"Lots of people have a guest speaker, but I thought a long-term presence will create change," Kasa-Hendrickson said. "One of the things I am very committed for them to do is to learn how to speak and interact with someone in a very typical and normal way. To learn to do that takes time."

But it's working.

"I am hoping that by the end of the class, they will decrease their fear about being around people with disabilities and they learn tons of strategies of how to include kids and how to communicate with someone who can't talk," she said.

Julia Smith, a teacher at Children's Ark in Green Mountain Falls, said being exposed to someone with such significant disabilities has been eye-opening.

"I've seen how capable and talented he is," Smith said. "I've learned asking him questions is OK. For him to say, 'I need more time to answer' and 'This is how I will communicate,' that is huge."

Monday, April 26, 2010

Honorable mention again

Hi guys I want to let you know that I won an another award for my poetry. This is the same contest I won last year. I do not have a copy of that poem so in the mean time here is the one i won last year
Dare to dream big

When I was little
I had big dreams.
I wanted to be a construction worker,
High school sport star.
I dreamed, and I thought
If I made the good dreams big enough ,
I thought
Just maybe
Just maybe
It could come true.

When I got older,
Just shy of ten,
I began to question
If I could control
my destiny.
I realized that I was different somehow
From the rest of the kids on the playground.
I had two acronyms attached to my name
They were
CP, and NLD
I began to realize this and sometimes felt ashamed.

Then there came middle school.
That was the worst.
Kids teased me and I got my feelings hurt.
I sucked.
I was a loner.
The worst kid in the entire seventh grade class.
What made it worse was that CP was in my face.
I always got cut from team sports,
The games I loved most.
The things that made papa boast,
Like he did for the baseball king,
My elder brother.

Around this time
My dream came to me
And whispered softly into my ear to
“Please do not let me leave your side
Let me stay and let me help you as a guide:
For new stories,
New songs,
New programs,
That I long to belong to.
Programs that saw inclusion as key
To opening the doors for all kids,
Even those with disabilities.”

All in all
I want to leave you with this:
Reach for the stars,
But when you land on the stars
Go for the moon.
Make your future yours
Despite what others think you can do
Whether you are short, or way too tall,
Or have some type of disability
or none at all.
With hard work
And a little money ,too,
They might
Just might
Come true.
The choice of a future is up to you.
I dare you to dream big and see it through.
After all dreams are among the few things that are up to you.

Wednesday, April 14, 2010

Milestone ahead

I am going to prom on Friday wish me luck

Sunday, April 11, 2010

Adleadid dunport

can u tell me about yourslef

Thursday, April 8, 2010

basketball 2010 part two
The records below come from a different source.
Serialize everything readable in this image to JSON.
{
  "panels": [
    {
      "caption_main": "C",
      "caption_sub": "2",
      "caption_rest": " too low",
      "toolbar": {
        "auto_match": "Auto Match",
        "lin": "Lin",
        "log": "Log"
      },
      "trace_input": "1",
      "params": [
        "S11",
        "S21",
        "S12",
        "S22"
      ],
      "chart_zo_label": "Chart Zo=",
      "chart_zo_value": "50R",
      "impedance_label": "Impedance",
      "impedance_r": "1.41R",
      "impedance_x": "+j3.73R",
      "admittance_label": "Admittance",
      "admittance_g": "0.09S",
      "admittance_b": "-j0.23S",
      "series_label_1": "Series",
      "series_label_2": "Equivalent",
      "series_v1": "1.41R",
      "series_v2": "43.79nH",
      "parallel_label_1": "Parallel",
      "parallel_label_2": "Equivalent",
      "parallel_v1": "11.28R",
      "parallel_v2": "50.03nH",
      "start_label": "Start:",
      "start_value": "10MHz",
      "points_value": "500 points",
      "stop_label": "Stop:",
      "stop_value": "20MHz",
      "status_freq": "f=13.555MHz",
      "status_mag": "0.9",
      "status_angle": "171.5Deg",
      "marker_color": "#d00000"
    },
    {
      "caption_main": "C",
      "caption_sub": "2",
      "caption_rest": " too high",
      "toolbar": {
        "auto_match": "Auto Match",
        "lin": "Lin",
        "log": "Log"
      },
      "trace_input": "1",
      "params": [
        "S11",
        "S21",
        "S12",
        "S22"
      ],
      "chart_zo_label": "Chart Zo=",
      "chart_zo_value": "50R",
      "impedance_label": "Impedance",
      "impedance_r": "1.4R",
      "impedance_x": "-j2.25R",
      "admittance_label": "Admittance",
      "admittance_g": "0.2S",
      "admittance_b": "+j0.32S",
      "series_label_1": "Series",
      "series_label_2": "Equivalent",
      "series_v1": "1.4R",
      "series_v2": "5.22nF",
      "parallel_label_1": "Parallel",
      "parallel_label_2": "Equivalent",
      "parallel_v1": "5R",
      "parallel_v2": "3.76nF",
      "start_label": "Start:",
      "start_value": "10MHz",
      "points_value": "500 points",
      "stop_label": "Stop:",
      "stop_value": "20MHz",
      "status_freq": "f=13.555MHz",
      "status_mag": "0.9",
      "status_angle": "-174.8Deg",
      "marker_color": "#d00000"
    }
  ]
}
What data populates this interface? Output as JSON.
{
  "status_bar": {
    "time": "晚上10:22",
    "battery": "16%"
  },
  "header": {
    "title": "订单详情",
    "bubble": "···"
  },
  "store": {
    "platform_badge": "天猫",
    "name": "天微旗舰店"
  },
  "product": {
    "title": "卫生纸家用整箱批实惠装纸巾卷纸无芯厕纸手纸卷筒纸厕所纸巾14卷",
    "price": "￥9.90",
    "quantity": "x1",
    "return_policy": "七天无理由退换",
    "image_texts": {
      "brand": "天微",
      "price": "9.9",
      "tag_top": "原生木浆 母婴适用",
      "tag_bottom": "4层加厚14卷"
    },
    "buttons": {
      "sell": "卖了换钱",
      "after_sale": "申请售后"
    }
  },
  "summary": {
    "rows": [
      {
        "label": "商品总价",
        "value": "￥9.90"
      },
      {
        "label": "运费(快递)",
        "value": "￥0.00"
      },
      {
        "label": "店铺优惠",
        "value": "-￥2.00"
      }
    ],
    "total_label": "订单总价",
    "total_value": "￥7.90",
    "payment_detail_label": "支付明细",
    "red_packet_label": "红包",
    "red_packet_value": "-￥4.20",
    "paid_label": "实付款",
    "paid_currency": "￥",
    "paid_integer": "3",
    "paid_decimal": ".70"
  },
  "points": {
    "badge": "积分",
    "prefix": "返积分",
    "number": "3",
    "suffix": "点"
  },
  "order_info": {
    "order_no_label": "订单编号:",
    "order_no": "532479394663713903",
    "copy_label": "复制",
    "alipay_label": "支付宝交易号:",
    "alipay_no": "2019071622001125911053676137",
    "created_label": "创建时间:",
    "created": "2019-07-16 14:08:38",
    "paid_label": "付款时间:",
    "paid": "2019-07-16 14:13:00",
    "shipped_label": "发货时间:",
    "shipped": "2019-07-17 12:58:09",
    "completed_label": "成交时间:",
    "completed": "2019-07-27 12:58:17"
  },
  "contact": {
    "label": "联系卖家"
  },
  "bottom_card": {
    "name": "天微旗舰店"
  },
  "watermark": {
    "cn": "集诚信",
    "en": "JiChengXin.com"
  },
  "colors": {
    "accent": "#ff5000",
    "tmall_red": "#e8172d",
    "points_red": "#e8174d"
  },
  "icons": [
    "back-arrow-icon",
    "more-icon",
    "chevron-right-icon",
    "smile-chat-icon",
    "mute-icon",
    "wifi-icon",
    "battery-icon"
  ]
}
From the time I was little I always wanted to knoww what it felt like to be on a school team for my school. That has not happend since sizth grade but flash forad to last year. Mr C bailed on the soccer team ( but we are still great friends ). I dicieded I would bite the bullet and ask coach G if I could help out. I had perepared my slef by saying there was a 99% percent chabce the coach would say no and a ONE PERCENT CHANCE THAT SHEE WOULD say yes. Ms G said yes and I became a ball kid for the varsity basketball team. I had to be in charge of the balls at the home games and got to sit on the bench and shake hands after the game. I got to be a manger on the basketball team and although I never suited up to play in the game I was apart of the team.

Sunday, April 4, 2010

Happy Easter

laid back athlete dad and me 1994
AZ book gal princess in matching dress at
Grandma's house

my mom dad my sisters and I

From my family to yours and do not forget to wish Brady happy birthday I am just waiting for my mom to come home from Chaigo so we ( princess , mom and me) can begin the celebrations.